(Records drawn from a dataset)
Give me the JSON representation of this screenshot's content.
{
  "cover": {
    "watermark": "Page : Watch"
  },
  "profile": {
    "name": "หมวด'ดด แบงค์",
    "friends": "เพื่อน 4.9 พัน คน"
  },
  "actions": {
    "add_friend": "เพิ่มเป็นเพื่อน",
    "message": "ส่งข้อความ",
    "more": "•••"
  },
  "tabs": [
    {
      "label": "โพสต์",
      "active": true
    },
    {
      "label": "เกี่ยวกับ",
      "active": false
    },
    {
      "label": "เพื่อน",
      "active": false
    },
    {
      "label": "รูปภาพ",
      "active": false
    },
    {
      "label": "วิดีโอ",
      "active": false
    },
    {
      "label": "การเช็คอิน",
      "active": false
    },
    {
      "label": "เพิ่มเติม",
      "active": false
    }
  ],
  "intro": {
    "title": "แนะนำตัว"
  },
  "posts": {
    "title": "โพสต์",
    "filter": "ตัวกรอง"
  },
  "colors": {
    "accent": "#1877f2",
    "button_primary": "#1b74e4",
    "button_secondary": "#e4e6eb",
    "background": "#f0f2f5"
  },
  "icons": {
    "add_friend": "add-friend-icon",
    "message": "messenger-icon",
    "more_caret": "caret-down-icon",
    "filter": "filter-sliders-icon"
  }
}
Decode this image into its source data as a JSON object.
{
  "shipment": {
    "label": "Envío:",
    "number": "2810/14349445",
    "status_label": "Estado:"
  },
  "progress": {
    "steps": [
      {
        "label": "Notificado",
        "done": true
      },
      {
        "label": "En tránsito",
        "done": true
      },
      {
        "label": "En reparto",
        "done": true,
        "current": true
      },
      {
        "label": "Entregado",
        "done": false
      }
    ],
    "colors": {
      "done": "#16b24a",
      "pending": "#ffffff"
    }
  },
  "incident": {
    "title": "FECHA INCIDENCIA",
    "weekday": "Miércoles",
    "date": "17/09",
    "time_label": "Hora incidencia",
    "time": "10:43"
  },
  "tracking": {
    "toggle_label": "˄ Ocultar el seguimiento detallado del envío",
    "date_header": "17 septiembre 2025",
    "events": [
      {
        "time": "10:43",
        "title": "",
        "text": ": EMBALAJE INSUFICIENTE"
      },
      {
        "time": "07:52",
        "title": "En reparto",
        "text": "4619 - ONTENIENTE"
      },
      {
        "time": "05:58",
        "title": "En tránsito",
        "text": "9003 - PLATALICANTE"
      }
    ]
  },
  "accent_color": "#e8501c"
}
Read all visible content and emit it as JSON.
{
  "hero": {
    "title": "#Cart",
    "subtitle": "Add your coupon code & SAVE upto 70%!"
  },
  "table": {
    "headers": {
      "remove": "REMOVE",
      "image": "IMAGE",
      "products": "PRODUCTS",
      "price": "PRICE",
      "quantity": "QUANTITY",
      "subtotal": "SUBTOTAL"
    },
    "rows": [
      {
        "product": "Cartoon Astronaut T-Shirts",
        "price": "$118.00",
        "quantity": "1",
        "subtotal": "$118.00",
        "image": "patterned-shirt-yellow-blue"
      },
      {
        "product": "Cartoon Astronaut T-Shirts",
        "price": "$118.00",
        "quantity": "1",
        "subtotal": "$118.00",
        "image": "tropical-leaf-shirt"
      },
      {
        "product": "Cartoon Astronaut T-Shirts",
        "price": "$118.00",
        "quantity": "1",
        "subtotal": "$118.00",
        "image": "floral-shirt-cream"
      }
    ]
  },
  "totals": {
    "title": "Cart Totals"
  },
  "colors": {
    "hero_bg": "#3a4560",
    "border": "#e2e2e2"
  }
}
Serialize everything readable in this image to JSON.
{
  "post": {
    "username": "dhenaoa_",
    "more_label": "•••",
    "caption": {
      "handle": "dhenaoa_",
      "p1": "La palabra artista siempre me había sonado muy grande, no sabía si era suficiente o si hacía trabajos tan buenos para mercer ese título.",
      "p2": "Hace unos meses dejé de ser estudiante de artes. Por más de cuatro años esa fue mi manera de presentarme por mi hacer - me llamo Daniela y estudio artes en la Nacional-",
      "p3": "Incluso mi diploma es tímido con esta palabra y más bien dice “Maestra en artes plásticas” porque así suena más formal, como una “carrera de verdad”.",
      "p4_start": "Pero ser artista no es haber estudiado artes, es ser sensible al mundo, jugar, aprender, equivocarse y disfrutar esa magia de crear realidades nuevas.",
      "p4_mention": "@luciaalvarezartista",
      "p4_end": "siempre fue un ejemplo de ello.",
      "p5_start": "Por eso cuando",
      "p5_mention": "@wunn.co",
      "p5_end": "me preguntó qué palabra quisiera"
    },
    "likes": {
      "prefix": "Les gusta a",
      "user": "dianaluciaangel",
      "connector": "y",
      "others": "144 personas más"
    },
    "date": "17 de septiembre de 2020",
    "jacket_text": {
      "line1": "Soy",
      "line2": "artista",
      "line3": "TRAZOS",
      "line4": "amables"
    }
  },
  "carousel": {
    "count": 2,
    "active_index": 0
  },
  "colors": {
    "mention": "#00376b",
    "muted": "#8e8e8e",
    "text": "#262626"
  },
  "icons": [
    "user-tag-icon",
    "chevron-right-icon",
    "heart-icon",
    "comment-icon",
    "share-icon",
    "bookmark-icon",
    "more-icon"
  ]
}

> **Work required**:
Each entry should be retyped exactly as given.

> **Output for this task**:
Give me the JSON representation of this screenshot's content.
{
  "cover": {
    "watermark": "Page : Watch"
  },
  "profile": {
    "name": "หมวด'ดด แบงค์",
    "friends": "เพื่อน 4.9 พัน คน"
  },
  "actions": {
    "add_friend": "เพิ่มเป็นเพื่อน",
    "message": "ส่งข้อความ",
    "more": "•••"
  },
  "tabs": [
    {
      "label": "โพสต์",
      "active": true
    },
    {
      "label": "เกี่ยวกับ",
      "active": false
    },
    {
      "label": "เพื่อน",
      "active": false
    },
    {
      "label": "รูปภาพ",
      "active": false
    },
    {
      "label": "วิดีโอ",
      "active": false
    },
    {
      "label": "การเช็คอิน",
      "active": false
    },
    {
      "label": "เพิ่มเติม",
      "active": false
    }
  ],
  "intro": {
    "title": "แนะนำตัว"
  },
  "posts": {
    "title": "โพสต์",
    "filter": "ตัวกรอง"
  },
  "colors": {
    "accent": "#1877f2",
    "button_primary": "#1b74e4",
    "button_secondary": "#e4e6eb",
    "background": "#f0f2f5"
  },
  "icons": {
    "add_friend": "add-friend-icon",
    "message": "messenger-icon",
    "more_caret": "caret-down-icon",
    "filter": "filter-sliders-icon"
  }
}
Decode this image into its source data as a JSON object.
{
  "shipment": {
    "label": "Envío:",
    "number": "2810/14349445",
    "status_label": "Estado:"
  },
  "progress": {
    "steps": [
      {
        "label": "Notificado",
        "done": true
      },
      {
        "label": "En tránsito",
        "done": true
      },
      {
        "label": "En reparto",
        "done": true,
        "current": true
      },
      {
        "label": "Entregado",
        "done": false
      }
    ],
    "colors": {
      "done": "#16b24a",
      "pending": "#ffffff"
    }
  },
  "incident": {
    "title": "FECHA INCIDENCIA",
    "weekday": "Miércoles",
    "date": "17/09",
    "time_label": "Hora incidencia",
    "time": "10:43"
  },
  "tracking": {
    "toggle_label": "˄ Ocultar el seguimiento detallado del envío",
    "date_header": "17 septiembre 2025",
    "events": [
      {
        "time": "10:43",
        "title": "",
        "text": ": EMBALAJE INSUFICIENTE"
      },
      {
        "time": "07:52",
        "title": "En reparto",
        "text": "4619 - ONTENIENTE"
      },
      {
        "time": "05:58",
        "title": "En tránsito",
        "text": "9003 - PLATALICANTE"
      }
    ]
  },
  "accent_color": "#e8501c"
}
Read all visible content and emit it as JSON.
{
  "hero": {
    "title": "#Cart",
    "subtitle": "Add your coupon code & SAVE upto 70%!"
  },
  "table": {
    "headers": {
      "remove": "REMOVE",
      "image": "IMAGE",
      "products": "PRODUCTS",
      "price": "PRICE",
      "quantity": "QUANTITY",
      "subtotal": "SUBTOTAL"
    },
    "rows": [
      {
        "product": "Cartoon Astronaut T-Shirts",
        "price": "$118.00",
        "quantity": "1",
        "subtotal": "$118.00",
        "image": "patterned-shirt-yellow-blue"
      },
      {
        "product": "Cartoon Astronaut T-Shirts",
        "price": "$118.00",
        "quantity": "1",
        "subtotal": "$118.00",
        "image": "tropical-leaf-shirt"
      },
      {
        "product": "Cartoon Astronaut T-Shirts",
        "price": "$118.00",
        "quantity": "1",
        "subtotal": "$118.00",
        "image": "floral-shirt-cream"
      }
    ]
  },
  "totals": {
    "title": "Cart Totals"
  },
  "colors": {
    "hero_bg": "#3a4560",
    "border": "#e2e2e2"
  }
}
Serialize everything readable in this image to JSON.
{
  "post": {
    "username": "dhenaoa_",
    "more_label": "•••",
    "caption": {
      "handle": "dhenaoa_",
      "p1": "La palabra artista siempre me había sonado muy grande, no sabía si era suficiente o si hacía trabajos tan buenos para mercer ese título.",
      "p2": "Hace unos meses dejé de ser estudiante de artes. Por más de cuatro años esa fue mi manera de presentarme por mi hacer - me llamo Daniela y estudio artes en la Nacional-",
      "p3": "Incluso mi diploma es tímido con esta palabra y más bien dice “Maestra en artes plásticas” porque así suena más formal, como una “carrera de verdad”.",
      "p4_start": "Pero ser artista no es haber estudiado artes, es ser sensible al mundo, jugar, aprender, equivocarse y disfrutar esa magia de crear realidades nuevas.",
      "p4_mention": "@luciaalvarezartista",
      "p4_end": "siempre fue un ejemplo de ello.",
      "p5_start": "Por eso cuando",
      "p5_mention": "@wunn.co",
      "p5_end": "me preguntó qué palabra quisiera"
    },
    "likes": {
      "prefix": "Les gusta a",
      "user": "dianaluciaangel",
      "connector": "y",
      "others": "144 personas más"
    },
    "date": "17 de septiembre de 2020",
    "jacket_text": {
      "line1": "Soy",
      "line2": "artista",
      "line3": "TRAZOS",
      "line4": "amables"
    }
  },
  "carousel": {
    "count": 2,
    "active_index": 0
  },
  "colors": {
    "mention": "#00376b",
    "muted": "#8e8e8e",
    "text": "#262626"
  },
  "icons": [
    "user-tag-icon",
    "chevron-right-icon",
    "heart-icon",
    "comment-icon",
    "share-icon",
    "bookmark-icon",
    "more-icon"
  ]
}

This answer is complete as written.